The end of one era and the start of another.
It’s easy for sites with rich content to run into performance issues on mobile devices. If you’ve ever browsed a content site that has a heavy footprint on desktop, chances are, the site wasn’t the fastest you’ve ever visited when you viewed it on your phone or tablet.
Google’s Accelerated Mobile Pages (AMP) project aims to solve these issues and make the user’s browsing experience “instant”, especially on resource-constrained mobile devices. The AMP project relies on existing standards and current technologies, so how exactly does it accomplish better performance? Largely by restricting what developers are able to incorporate into their sites.
This is a really good initiative.

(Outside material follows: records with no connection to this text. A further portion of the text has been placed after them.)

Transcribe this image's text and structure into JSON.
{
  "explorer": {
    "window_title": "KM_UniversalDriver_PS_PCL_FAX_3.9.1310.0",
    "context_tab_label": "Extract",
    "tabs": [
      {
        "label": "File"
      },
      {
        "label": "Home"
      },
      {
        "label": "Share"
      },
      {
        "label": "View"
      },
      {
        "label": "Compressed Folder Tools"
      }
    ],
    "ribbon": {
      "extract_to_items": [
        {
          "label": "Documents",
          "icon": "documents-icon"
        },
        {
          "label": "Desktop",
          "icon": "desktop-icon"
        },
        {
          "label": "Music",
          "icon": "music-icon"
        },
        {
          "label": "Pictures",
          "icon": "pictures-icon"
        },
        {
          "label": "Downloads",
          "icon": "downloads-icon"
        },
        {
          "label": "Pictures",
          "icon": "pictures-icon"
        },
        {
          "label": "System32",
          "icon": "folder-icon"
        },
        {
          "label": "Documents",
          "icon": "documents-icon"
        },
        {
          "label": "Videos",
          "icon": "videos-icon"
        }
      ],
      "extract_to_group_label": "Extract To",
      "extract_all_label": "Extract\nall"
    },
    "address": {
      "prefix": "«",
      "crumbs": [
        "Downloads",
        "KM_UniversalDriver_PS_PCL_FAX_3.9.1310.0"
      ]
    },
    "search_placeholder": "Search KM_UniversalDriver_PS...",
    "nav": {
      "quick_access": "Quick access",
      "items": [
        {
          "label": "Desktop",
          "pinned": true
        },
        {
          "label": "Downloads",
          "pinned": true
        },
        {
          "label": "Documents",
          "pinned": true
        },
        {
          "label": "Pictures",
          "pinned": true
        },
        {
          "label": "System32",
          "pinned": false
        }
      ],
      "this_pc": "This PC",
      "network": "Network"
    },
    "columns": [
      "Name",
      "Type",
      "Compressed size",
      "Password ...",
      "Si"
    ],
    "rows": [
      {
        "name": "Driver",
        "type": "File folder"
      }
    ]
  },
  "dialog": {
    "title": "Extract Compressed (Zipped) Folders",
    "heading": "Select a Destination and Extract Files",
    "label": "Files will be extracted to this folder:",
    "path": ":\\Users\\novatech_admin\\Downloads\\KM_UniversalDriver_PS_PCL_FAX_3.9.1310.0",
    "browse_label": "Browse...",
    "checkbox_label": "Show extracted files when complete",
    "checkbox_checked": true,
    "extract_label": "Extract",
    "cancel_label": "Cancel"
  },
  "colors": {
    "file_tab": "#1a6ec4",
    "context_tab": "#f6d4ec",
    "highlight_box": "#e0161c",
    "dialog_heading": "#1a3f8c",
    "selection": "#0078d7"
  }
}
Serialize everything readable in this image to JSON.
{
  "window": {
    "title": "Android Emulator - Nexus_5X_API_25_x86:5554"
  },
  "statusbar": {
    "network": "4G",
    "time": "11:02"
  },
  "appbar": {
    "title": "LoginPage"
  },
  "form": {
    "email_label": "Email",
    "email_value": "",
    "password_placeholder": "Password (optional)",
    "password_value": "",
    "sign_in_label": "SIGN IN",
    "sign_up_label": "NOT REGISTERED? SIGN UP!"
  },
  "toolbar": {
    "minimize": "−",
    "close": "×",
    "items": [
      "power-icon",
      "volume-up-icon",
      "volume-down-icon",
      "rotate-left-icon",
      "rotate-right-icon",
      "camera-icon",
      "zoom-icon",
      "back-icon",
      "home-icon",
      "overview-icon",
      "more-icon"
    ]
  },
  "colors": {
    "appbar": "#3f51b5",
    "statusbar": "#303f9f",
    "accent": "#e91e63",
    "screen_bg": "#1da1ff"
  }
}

The default iOS on-screen keyboard needs a lot of screen real estate for things we don’t care about: language settings, microphone input, a space bar and word suggestions. Most modern on-screen keyboards are predictive in that they try to figure out what it is you want to write. This works okay-ish for writing a quick SMS, but quickly becomes obstructive for a typing game. It was clear that if we wanted to bring ZType to mobile devices and make it fun to play, we’d have to come up with a custom keyboard solution.
Tizen is the Highlander of the mobile world. The Linux-based OS is an amalgamation of every other failed or aborted Linux smartphone platform. If it’s Linux-based and not made by Google, there’s a good chance it’s been rolled into Tizen at some point. Tizen’s family tree includes Moblin, Meego, LiMo, and Bada, with large chunks of code written by the Linux Foundation, Intel, Samsung, and even the pre-Microsoft Nokia.
… Which is just to say that the distinction between native and web apps isn’t a true distinction. Since native apps are also web apps, and since native apps may also use HTML, the true distinction is between native apps and browser-based apps.
See my earlier post on the subject for my two cents.
Meanwhile, more and more native apps are actually using web views, either for parts of their UI (like a timeline in a social network), or for all of their UI. If people aren’t told, they don’t notice it. If people do know, their opinions mostly seem to come down to confirmation bias. Today, we’re at a point where web apps, if done right, are virtually indistinguishable from native apps. Chris Tan points out:
Take a look at the this blog post attempting to expose the advantages of Hybrid vs Native which not only uses Instagram as an example of a Native app but it is specifically used as a example of a GREAT native app and why you might want the performance and smoothness of Native. This is somewhat hilarious, because it is in fact a hybrid application that uses a web view to render all of its content.
A great write up on the native mobile vs. web app debate.
If you are looking for a well-written blog that focuses on mobile and isn’t simply singing the praises of Apple or Google, I highly recommend this one. Having a healthy dose of curmudgeon doesn’t hurt, either.
I linked to an article discussing the decline of the mobile web yesterday, and for the most part, I agree with it. Mobile is overtaking the web.
John Gruber doesn’t agree:
I think Dixon has it all wrong. We shouldn’t think of the “web” as only what renders inside a web browser. The web is HTTP, and the open Internet. What exactly are people doing with these mobile apps? Largely, using the same services, which, on the desktop, they use in a web browser. Plus, on mobile, the difference between “apps” and “the web” is easily conflated.
In essence, he claims that Internet-connected native apps and websites alike are all part of the web.
I don’t know if I agree. Being able to navigate from document to document is what made the World Wide Web popular; hyperlinks are such fundamental part of the web that for me, they are what define it. You can’t link to elements of a mobile app. You can’t link from one app to another. Well, you can in some cases, but it isn’t something that is there by design. So no, apps and websites aren’t both part of the web. Apps are connected, but there is a distinction to be made here.
This is a worrisome trend for the web. Mobile is the future. What wins mobile, wins the Internet. Right now, apps are winning and the web is losing.
I wouldn’t say it’s all doom and gloom, but this article does bring up some good points.
The company behind the popular Plants vs Zombies mobile game has said that the introduction of a charge for a previously free item was just a “test”.
PvZ isn’t what interests me about this article. It’s the concept of in-app purchases in general.
Mobile analyst at IHS Insight Jack Kent said that users can be reluctant to pay upfront for a game if they don’t know what they are paying for so in-app charges become more important.
“For smartphone and tablet developers in-app purchases are the dominant business model, 80% of revenue is made this way,” he said.
There are several ways of offering in-app purchases without pissing people off. The fact that people can be reluctant to pay upfront for a game can be remedied by offering a trial for free and an in-app purchase that unlocks the full game. It’s a single transaction, but it seems to work quite well on Xbox Live Arcade. In essence, offer people a demo if up-front charges are intimidating. Just don’t milk them for all they are worth.